After the war, Liang was invited to establish the architectural and urban planning programs at Tsinghua University. In 1946, he went to Princeton University as a visiting fellow and served as the Chinese representative in the design of the United Nations Headquarters Building. In 1947, Liang received an honorary doctoral degree from Princeton University. He visited major architectural programs and influential architects in order to develop a model program at Tsinghua before returning China.
Since New China was founded in 1949, Liang was given the responsibility to develop a national style of architecture by the Communist Party of China, his intention was to pass on the essence of Chinese architecture. This specific "essence", was considered to be the "large roof", the temple-style concave curved roofs and overhanging eaves to denote their Chinese origin. Though he was severely criticized for this during political campaigns, a wave of the National Style had already spread out and even continued to be influential after one or two decades. Famous examples include: China Fine Arts Gallery (1959), National Library of China (1987), Beijing west railway station (1996), which are all typical of their large roofs.
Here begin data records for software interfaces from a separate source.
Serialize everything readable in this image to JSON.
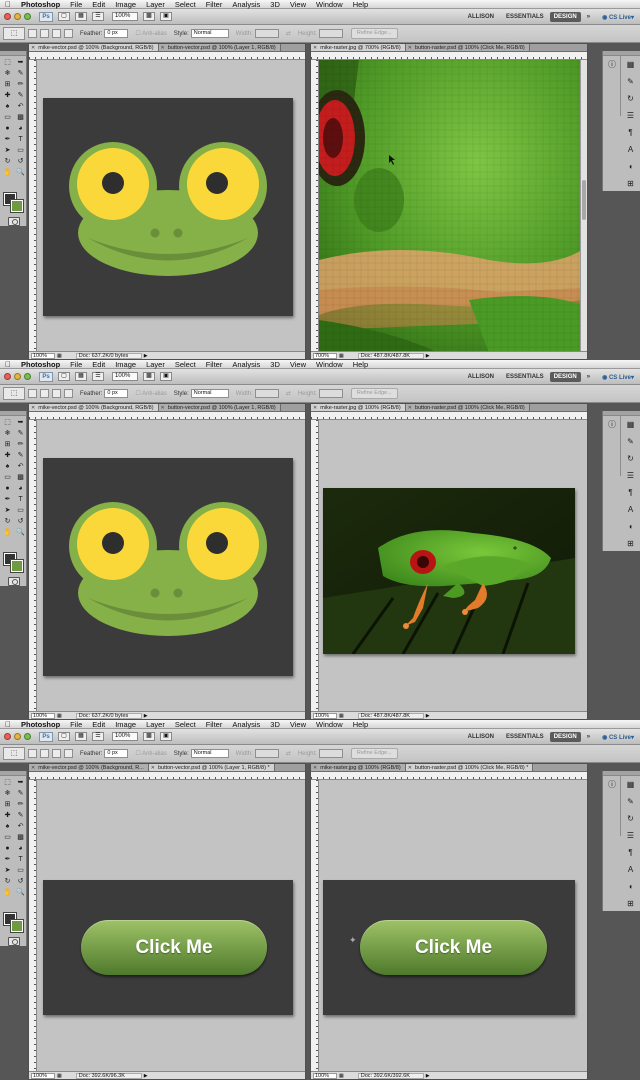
{
  "menubar": {
    "app_name": "Photoshop",
    "items": [
      "File",
      "Edit",
      "Image",
      "Layer",
      "Select",
      "Filter",
      "Analysis",
      "3D",
      "View",
      "Window",
      "Help"
    ]
  },
  "appbar": {
    "ps_logo": "Ps",
    "zoom": "100%",
    "workspaces": [
      "ALLISON",
      "ESSENTIALS",
      "DESIGN"
    ],
    "active_workspace": "DESIGN",
    "cs_live": "CS Live"
  },
  "options": {
    "feather_label": "Feather:",
    "feather_value": "0 px",
    "antialias_label": "Anti-alias",
    "style_label": "Style:",
    "style_value": "Normal",
    "width_label": "Width:",
    "height_label": "Height:",
    "refine_edge": "Refine Edge..."
  },
  "screens": [
    {
      "left_doc": {
        "tabs": [
          {
            "title": "mike-vector.psd @ 100% (Background, RGB/8)",
            "active": true
          },
          {
            "title": "button-vector.psd @ 100% (Layer 1, RGB/8)",
            "active": false
          }
        ],
        "zoom": "100%",
        "doc_info": "Doc: 637.2K/0 bytes"
      },
      "right_doc": {
        "tabs": [
          {
            "title": "mike-raster.jpg @ 700% (RGB/8)",
            "active": true
          },
          {
            "title": "button-raster.psd @ 100% (Click Me, RGB/8)",
            "active": false
          }
        ],
        "zoom": "700%",
        "doc_info": "Doc: 487.8K/487.8K"
      }
    },
    {
      "left_doc": {
        "tabs": [
          {
            "title": "mike-vector.psd @ 100% (Background, RGB/8)",
            "active": true
          },
          {
            "title": "button-vector.psd @ 100% (Layer 1, RGB/8)",
            "active": false
          }
        ],
        "zoom": "100%",
        "doc_info": "Doc: 637.2K/0 bytes"
      },
      "right_doc": {
        "tabs": [
          {
            "title": "mike-raster.jpg @ 100% (RGB/8)",
            "active": true
          },
          {
            "title": "button-raster.psd @ 100% (Click Me, RGB/8)",
            "active": false
          }
        ],
        "zoom": "100%",
        "doc_info": "Doc: 487.8K/487.8K"
      }
    },
    {
      "left_doc": {
        "tabs": [
          {
            "title": "mike-vector.psd @ 100% (Background, R...",
            "active": false
          },
          {
            "title": "button-vector.psd @ 100% (Layer 1, RGB/8) *",
            "active": true
          }
        ],
        "zoom": "100%",
        "doc_info": "Doc: 392.6K/96.3K",
        "button_label": "Click Me"
      },
      "right_doc": {
        "tabs": [
          {
            "title": "mike-raster.jpg @ 100% (RGB/8)",
            "active": false
          },
          {
            "title": "button-raster.psd @ 100% (Click Me, RGB/8) *",
            "active": true
          }
        ],
        "zoom": "100%",
        "doc_info": "Doc: 392.6K/392.6K",
        "button_label": "Click Me"
      }
    }
  ],
  "colors": {
    "canvas_dark": "#3b3b3b",
    "frog_green": "#86b048",
    "frog_dark_green": "#6b8e3a",
    "eye_yellow": "#fbd839",
    "pupil": "#2e2e2e",
    "button_top": "#9ec267",
    "button_bottom": "#4f7a2c"
  }
}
With such a deep respect for tradition and the nation's cultural heritage, Liang came up with his biggest ambition: preserving Old Beijing in its entirety. In the 1950s he was named Vice-Director of the Beijing City Planning Commission. In his early recommendations for transforming Beijing into the new national capital, he insisted that the city should be a political and cultural center, not an industrial zone. He later put forward a proposal that a new administrative center for government buildings with a north-south axis be established west of the Forbidden City, far away from the Inner City. He also advocated that the city walls and gates be preserved. He even published an article entitled "Beijing: a Masterpiece of Urban Planning", hoping to win the support of the general public. Very regretfully, these dreams of Liang were not realized, ending only in frustration. Despite his best efforts, most of Beijing's ancient gates and city walls have been torn down, depriving the world of a spectacular example of cultural history.
During the "cultural revolution" (1966-76), Liang Sicheng was condemned as "an authority of counter-revolutionary scholarship" and suffered severe persecution. He died in Beijing in 1972. He was subsequently rehabilitated posthumously.
Liang Sicheng is recognized as the "Father of Modern Chinese Architecture". To cite Princeton University, which awarded him an honorary doctoral degree in 1947, he was "a creative architect who has also been a teacher of architectural history, a pioneer in historical research and exploration in Chinese architecture and planning, and a leader in the restoration and preservation of the priceless monuments of his country."